A selection of office accessories are available, enabling the user to tailor essentia to their needs. Customisation can be used to make playful fashion statements, or to simply blend into the office environment.
For users who change workplace frequently, essentia can be easily collapsed and transported to a new location, fitting in large backpacks such as the above which is designed specifically for essentia. For users willing to compromise on privacy for increased transportability, a smaller version is available which is only slightly larger than their laptop, hence will fit in their pre-owned bag.
In a modern work culture dominated by video calls, ambient lighting provides a medium to indicate availability through non-verbal communication.
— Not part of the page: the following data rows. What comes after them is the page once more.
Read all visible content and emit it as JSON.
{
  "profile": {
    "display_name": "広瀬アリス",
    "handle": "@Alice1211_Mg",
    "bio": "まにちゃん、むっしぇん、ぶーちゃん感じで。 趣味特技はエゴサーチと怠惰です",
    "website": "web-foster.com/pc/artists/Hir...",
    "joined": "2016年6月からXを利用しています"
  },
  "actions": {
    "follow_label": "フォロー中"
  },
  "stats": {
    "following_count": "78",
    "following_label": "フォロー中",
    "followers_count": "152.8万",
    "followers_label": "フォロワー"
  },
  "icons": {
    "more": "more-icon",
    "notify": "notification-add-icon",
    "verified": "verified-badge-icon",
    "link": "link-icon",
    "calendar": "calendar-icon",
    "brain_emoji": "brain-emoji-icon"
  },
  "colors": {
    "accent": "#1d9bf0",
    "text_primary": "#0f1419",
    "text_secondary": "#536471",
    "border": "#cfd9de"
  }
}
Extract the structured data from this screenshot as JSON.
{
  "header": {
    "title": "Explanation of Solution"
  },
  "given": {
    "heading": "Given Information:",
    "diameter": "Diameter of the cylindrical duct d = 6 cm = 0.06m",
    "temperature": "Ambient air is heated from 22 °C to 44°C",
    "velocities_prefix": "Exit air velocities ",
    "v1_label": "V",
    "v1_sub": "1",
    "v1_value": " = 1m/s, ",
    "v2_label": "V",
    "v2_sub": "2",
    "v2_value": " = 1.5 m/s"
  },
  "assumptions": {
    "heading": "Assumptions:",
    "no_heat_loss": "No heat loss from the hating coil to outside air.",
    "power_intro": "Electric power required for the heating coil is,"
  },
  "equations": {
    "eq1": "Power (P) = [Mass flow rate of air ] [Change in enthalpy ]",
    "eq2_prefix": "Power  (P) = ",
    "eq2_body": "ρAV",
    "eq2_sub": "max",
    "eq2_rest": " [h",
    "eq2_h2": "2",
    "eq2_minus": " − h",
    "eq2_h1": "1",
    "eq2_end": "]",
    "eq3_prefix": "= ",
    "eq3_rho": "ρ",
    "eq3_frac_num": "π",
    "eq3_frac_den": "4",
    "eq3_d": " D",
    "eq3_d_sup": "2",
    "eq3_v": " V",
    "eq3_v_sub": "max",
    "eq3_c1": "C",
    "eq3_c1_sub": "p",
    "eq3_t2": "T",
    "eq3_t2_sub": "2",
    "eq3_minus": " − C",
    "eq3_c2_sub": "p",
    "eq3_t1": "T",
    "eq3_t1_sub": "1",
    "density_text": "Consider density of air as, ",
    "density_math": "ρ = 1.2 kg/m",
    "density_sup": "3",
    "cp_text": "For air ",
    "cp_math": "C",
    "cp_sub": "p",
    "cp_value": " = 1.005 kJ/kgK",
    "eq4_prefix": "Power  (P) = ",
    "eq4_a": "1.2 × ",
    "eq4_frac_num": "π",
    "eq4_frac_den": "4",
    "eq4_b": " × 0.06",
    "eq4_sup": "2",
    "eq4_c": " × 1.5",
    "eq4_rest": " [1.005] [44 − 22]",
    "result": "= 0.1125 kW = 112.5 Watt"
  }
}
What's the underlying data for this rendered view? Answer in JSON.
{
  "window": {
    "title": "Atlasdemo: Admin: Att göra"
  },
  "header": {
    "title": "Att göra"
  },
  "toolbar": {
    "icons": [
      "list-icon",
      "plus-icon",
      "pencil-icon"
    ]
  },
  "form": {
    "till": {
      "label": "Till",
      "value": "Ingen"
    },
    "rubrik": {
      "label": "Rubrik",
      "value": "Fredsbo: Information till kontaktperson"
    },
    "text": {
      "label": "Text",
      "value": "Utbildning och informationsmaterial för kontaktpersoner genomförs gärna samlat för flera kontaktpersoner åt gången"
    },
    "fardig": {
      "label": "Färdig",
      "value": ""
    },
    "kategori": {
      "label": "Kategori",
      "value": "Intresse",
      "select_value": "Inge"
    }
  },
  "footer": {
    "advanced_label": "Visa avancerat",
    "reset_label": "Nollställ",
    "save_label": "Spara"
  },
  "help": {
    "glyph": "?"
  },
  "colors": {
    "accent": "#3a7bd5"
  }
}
Shown above is how essentia could integrate into a co-working space, being used to shape the office landscape and giving control to the users. The smaller version of essentia can be seen on the nearest desk.
In developing essentia, a high-fidelity prototype was fabricated and tested at several shared offices, as well as public spaces such as hot-desking cafes.
Pondi is a lamp which explores the connections built between object and person. This project was sparked by Donald Norman’s “Emotional Design” and my interest in the utility of anthropomorphising objects in positively impacting a product’s lifetime.
Shown above are The Elements and Aether, a conceptual furniture collection heavily rooted in materials, their tactility and their connection with nature.
Pondi had humble beginnings, as an exercise in improving my skills in CAD software; however, the project expanded and transformed as my interest in the subject matter grew.
The name Aether refers to the (now dis-proven) mystical fifth element, which at a point was thought to explain several natural phenomena by providing a medium to travel through. This inspired its modular structure and inherently ever-changing form, transforming to provide the user not just with solely an object, but a medium.
After completing a study exchange at Politecnico di Milano, I interned at Pearson Lloyd in London. During this time, I utilised the skills from my product design education in the broader realms of furniture, transport and installation design.